◆ Provided data
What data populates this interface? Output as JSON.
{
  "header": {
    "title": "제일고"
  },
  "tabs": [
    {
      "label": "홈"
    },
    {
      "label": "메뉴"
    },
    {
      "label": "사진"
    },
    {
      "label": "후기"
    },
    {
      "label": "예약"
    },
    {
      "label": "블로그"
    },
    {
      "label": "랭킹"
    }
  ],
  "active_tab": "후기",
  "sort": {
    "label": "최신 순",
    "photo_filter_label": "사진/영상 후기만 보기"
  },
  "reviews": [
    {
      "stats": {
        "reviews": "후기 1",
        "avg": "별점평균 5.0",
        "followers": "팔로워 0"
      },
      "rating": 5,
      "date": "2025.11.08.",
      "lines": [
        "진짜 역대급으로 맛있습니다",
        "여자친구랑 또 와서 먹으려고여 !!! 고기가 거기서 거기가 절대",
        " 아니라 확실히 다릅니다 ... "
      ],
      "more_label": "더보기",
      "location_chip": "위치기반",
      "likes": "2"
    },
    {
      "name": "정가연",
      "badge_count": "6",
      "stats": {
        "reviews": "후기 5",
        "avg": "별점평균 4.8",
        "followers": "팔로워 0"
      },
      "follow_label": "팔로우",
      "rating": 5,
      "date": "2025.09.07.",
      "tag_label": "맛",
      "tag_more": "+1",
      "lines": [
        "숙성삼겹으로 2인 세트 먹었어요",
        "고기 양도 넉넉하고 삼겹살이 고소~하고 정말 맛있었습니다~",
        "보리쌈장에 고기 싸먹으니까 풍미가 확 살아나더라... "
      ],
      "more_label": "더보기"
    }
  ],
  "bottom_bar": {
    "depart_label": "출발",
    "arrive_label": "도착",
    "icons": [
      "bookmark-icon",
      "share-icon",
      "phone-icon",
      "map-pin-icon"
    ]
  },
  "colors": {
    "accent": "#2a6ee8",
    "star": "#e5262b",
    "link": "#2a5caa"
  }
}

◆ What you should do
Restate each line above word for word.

◆ Answer space
What data populates this interface? Output as JSON.
{
  "header": {
    "title": "제일고"
  },
  "tabs": [
    {
      "label": "홈"
    },
    {
      "label": "메뉴"
    },
    {
      "label": "사진"
    },
    {
      "label": "후기"
    },
    {
      "label": "예약"
    },
    {
      "label": "블로그"
    },
    {
      "label": "랭킹"
    }
  ],
  "active_tab": "후기",
  "sort": {
    "label": "최신 순",
    "photo_filter_label": "사진/영상 후기만 보기"
  },
  "reviews": [
    {
      "stats": {
        "reviews": "후기 1",
        "avg": "별점평균 5.0",
        "followers": "팔로워 0"
      },
      "rating": 5,
      "date": "2025.11.08.",
      "lines": [
        "진짜 역대급으로 맛있습니다",
        "여자친구랑 또 와서 먹으려고여 !!! 고기가 거기서 거기가 절대",
        " 아니라 확실히 다릅니다 ... "
      ],
      "more_label": "더보기",
      "location_chip": "위치기반",
      "likes": "2"
    },
    {
      "name": "정가연",
      "badge_count": "6",
      "stats": {
        "reviews": "후기 5",
        "avg": "별점평균 4.8",
        "followers": "팔로워 0"
      },
      "follow_label": "팔로우",
      "rating": 5,
      "date": "2025.09.07.",
      "tag_label": "맛",
      "tag_more": "+1",
      "lines": [
        "숙성삼겹으로 2인 세트 먹었어요",
        "고기 양도 넉넉하고 삼겹살이 고소~하고 정말 맛있었습니다~",
        "보리쌈장에 고기 싸먹으니까 풍미가 확 살아나더라... "
      ],
      "more_label": "더보기"
    }
  ],
  "bottom_bar": {
    "depart_label": "출발",
    "arrive_label": "도착",
    "icons": [
      "bookmark-icon",
      "share-icon",
      "phone-icon",
      "map-pin-icon"
    ]
  },
  "colors": {
    "accent": "#2a6ee8",
    "star": "#e5262b",
    "link": "#2a5caa"
  }
}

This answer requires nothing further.